The output should match the data below line for line.

========

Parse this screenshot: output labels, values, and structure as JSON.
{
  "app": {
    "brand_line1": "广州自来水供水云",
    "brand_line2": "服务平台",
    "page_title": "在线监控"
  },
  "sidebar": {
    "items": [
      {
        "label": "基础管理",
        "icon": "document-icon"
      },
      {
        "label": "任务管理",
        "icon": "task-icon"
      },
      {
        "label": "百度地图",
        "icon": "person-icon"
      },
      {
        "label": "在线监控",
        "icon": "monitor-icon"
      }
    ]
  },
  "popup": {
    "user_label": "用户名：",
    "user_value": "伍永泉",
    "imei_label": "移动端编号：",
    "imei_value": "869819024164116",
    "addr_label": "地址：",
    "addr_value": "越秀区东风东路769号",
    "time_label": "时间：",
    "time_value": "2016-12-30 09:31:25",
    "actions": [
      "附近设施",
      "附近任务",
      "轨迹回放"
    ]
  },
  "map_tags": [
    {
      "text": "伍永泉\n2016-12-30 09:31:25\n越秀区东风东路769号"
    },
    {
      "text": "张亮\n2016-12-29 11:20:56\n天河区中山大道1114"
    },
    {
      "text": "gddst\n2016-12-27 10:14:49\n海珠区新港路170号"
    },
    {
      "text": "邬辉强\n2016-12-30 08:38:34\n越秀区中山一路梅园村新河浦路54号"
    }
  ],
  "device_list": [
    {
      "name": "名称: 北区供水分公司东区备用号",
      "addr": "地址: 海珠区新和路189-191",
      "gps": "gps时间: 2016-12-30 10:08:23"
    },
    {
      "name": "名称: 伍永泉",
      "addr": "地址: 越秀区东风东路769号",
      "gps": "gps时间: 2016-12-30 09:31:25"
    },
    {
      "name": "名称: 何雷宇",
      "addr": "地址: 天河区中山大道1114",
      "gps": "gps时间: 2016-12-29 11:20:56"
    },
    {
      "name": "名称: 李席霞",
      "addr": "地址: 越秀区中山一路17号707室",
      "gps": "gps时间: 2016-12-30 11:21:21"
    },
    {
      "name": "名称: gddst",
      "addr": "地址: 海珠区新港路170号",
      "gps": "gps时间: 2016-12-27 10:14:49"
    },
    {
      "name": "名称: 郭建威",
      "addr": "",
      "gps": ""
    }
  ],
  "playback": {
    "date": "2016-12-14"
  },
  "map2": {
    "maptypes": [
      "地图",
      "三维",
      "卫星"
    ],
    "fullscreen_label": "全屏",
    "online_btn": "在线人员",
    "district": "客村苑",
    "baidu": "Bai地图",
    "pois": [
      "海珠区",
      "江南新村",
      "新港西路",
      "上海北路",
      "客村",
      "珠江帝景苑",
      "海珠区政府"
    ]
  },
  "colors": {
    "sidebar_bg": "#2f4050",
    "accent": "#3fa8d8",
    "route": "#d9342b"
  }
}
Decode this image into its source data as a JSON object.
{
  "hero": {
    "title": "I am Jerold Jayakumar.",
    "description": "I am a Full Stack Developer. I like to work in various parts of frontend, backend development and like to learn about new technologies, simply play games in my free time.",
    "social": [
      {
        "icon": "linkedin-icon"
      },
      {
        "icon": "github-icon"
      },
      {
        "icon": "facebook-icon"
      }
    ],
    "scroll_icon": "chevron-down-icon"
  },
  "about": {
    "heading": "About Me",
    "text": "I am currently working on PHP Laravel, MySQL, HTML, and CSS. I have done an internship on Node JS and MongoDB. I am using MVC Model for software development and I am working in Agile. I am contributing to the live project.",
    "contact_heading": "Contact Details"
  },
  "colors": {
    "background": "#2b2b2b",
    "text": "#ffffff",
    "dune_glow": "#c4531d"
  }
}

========

=== ANSWER TO THIS TASK ===
Parse this screenshot: output labels, values, and structure as JSON.
{
  "app": {
    "brand_line1": "广州自来水供水云",
    "brand_line2": "服务平台",
    "page_title": "在线监控"
  },
  "sidebar": {
    "items": [
      {
        "label": "基础管理",
        "icon": "document-icon"
      },
      {
        "label": "任务管理",
        "icon": "task-icon"
      },
      {
        "label": "百度地图",
        "icon": "person-icon"
      },
      {
        "label": "在线监控",
        "icon": "monitor-icon"
      }
    ]
  },
  "popup": {
    "user_label": "用户名：",
    "user_value": "伍永泉",
    "imei_label": "移动端编号：",
    "imei_value": "869819024164116",
    "addr_label": "地址：",
    "addr_value": "越秀区东风东路769号",
    "time_label": "时间：",
    "time_value": "2016-12-30 09:31:25",
    "actions": [
      "附近设施",
      "附近任务",
      "轨迹回放"
    ]
  },
  "map_tags": [
    {
      "text": "伍永泉\n2016-12-30 09:31:25\n越秀区东风东路769号"
    },
    {
      "text": "张亮\n2016-12-29 11:20:56\n天河区中山大道1114"
    },
    {
      "text": "gddst\n2016-12-27 10:14:49\n海珠区新港路170号"
    },
    {
      "text": "邬辉强\n2016-12-30 08:38:34\n越秀区中山一路梅园村新河浦路54号"
    }
  ],
  "device_list": [
    {
      "name": "名称: 北区供水分公司东区备用号",
      "addr": "地址: 海珠区新和路189-191",
      "gps": "gps时间: 2016-12-30 10:08:23"
    },
    {
      "name": "名称: 伍永泉",
      "addr": "地址: 越秀区东风东路769号",
      "gps": "gps时间: 2016-12-30 09:31:25"
    },
    {
      "name": "名称: 何雷宇",
      "addr": "地址: 天河区中山大道1114",
      "gps": "gps时间: 2016-12-29 11:20:56"
    },
    {
      "name": "名称: 李席霞",
      "addr": "地址: 越秀区中山一路17号707室",
      "gps": "gps时间: 2016-12-30 11:21:21"
    },
    {
      "name": "名称: gddst",
      "addr": "地址: 海珠区新港路170号",
      "gps": "gps时间: 2016-12-27 10:14:49"
    },
    {
      "name": "名称: 郭建威",
      "addr": "",
      "gps": ""
    }
  ],
  "playback": {
    "date": "2016-12-14"
  },
  "map2": {
    "maptypes": [
      "地图",
      "三维",
      "卫星"
    ],
    "fullscreen_label": "全屏",
    "online_btn": "在线人员",
    "district": "客村苑",
    "baidu": "Bai地图",
    "pois": [
      "海珠区",
      "江南新村",
      "新港西路",
      "上海北路",
      "客村",
      "珠江帝景苑",
      "海珠区政府"
    ]
  },
  "colors": {
    "sidebar_bg": "#2f4050",
    "accent": "#3fa8d8",
    "route": "#d9342b"
  }
}
Decode this image into its source data as a JSON object.
{
  "hero": {
    "title": "I am Jerold Jayakumar.",
    "description": "I am a Full Stack Developer. I like to work in various parts of frontend, backend development and like to learn about new technologies, simply play games in my free time.",
    "social": [
      {
        "icon": "linkedin-icon"
      },
      {
        "icon": "github-icon"
      },
      {
        "icon": "facebook-icon"
      }
    ],
    "scroll_icon": "chevron-down-icon"
  },
  "about": {
    "heading": "About Me",
    "text": "I am currently working on PHP Laravel, MySQL, HTML, and CSS. I have done an internship on Node JS and MongoDB. I am using MVC Model for software development and I am working in Agile. I am contributing to the live project.",
    "contact_heading": "Contact Details"
  },
  "colors": {
    "background": "#2b2b2b",
    "text": "#ffffff",
    "dune_glow": "#c4531d"
  }
}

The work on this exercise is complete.